LinkedIn RSS
Home Gallery Maple Observatory Construction

Maple Observatory Construction

Published on 2015-10-30, by

From the first night with our family telescope in December I realized that observing through the living room window wasn’t going to cut it, no matter how much I cleaned the glass. So I ventured outdoors and caught my first glimpse of Jupiter. The rest is history, we had to invest in a larger telescope and it needed to be setup outdoors away from the thermal currents of the house and the optical distortions of window panes. I won’t even mention the thunderous tremors of two children running around on hard wood floors whilst trying to keep an object in view.

Laptop setup and ready to control everything

First telescope (left) toys and second astrophotography telescope (right)

So, I began setting up outside. The next realization I had was that it was really, REALLY, cold outside in New England when you stand still and try to manipulate metal levers and knobs with bare hands. Our larger telescope arrived in late January when comet C/2014 Q2 Lovejoy was visible to the naked eye as a faint bluegreen nebulosity and even more vivid through a telescope. Around this time there were nights with temperatures -7F and 10-30 mph wind gusts. I wanted so badly to look through the telescope and I simply couldn’t bare to be outdoors even bundled up for more than 15 minutes at a time. I also began to experience cold temperature related equipment failures usually due to brittle plastic.
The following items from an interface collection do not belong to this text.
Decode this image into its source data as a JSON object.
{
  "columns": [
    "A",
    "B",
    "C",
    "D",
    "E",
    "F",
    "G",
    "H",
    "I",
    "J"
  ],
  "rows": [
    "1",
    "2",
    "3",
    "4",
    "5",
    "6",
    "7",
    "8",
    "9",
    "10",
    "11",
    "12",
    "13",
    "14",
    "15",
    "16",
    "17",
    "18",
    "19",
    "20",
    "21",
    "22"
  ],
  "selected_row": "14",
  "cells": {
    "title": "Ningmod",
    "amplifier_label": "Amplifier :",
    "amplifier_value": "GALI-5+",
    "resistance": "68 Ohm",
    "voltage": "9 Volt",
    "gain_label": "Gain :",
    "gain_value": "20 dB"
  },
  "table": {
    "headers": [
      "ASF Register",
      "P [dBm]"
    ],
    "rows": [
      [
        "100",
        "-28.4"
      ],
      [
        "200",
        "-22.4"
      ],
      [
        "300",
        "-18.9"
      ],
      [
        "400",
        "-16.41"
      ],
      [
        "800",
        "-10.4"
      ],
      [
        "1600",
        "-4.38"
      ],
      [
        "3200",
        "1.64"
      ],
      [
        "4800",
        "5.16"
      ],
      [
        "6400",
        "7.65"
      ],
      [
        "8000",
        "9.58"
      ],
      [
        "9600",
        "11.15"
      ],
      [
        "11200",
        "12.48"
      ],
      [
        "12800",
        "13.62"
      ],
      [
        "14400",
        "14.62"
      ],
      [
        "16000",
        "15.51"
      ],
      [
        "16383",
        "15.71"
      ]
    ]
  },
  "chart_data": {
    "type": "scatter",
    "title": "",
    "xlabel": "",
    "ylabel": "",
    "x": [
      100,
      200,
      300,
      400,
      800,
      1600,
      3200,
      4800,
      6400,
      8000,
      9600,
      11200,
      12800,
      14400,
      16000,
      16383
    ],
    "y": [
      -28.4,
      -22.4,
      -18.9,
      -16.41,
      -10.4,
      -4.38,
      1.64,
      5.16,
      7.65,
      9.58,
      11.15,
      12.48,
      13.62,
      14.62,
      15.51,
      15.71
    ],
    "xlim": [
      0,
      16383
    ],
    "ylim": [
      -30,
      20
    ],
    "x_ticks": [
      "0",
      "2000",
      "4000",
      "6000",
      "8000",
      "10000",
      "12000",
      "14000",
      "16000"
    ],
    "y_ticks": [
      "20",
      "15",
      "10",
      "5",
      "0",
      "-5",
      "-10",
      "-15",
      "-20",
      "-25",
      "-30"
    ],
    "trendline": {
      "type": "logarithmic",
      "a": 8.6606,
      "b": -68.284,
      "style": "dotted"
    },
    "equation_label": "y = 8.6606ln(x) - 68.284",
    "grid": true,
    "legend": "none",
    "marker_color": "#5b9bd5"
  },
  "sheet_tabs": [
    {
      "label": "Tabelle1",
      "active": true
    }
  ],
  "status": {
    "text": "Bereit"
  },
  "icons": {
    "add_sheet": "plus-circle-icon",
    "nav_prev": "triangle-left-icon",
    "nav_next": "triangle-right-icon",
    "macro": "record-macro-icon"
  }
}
My son standing in the path I cut through one of our snow drifts.

My son standing in the path I cut through one of our snow drifts.

Enter the laptop and camera. It was a no-brainer that a remote controlled mount and camera would allow me to sit comfortably indoors and explore the sky. A laptop with software and cameras to image and guide soon followed. I still had to cart the telescope, weights, tripod, cables, laptop, and all accouterments in and out every night and morning–always dreaming of an observatory.

This Fall I made one big step towards a permanent home for the telescope. I dig a massive hole all the way down to ledge and filled it with ~800lbs of concrete reinforced with steel rebar. The top was poured into a small cutting of sonotube leftover from my club’s pier project to make it nice and round and aesthetically appealing. Into this I sunk long anchorbolts. I made a pier out of the box aluminum post of an old fire alarm call box that happened to have come with my house. I’m clearing trees and eventually the shed that came with my house will be relocated on top of the pier. The roof will be separated from the walls and placed on rollers allowing it to be rolled away exposing the entire sky when viewing/imaging.

Click on the images in the gallery below to view the full sized original or use the slideshow to click through each one more easily.

© 2015 Charles Kelley Stevenson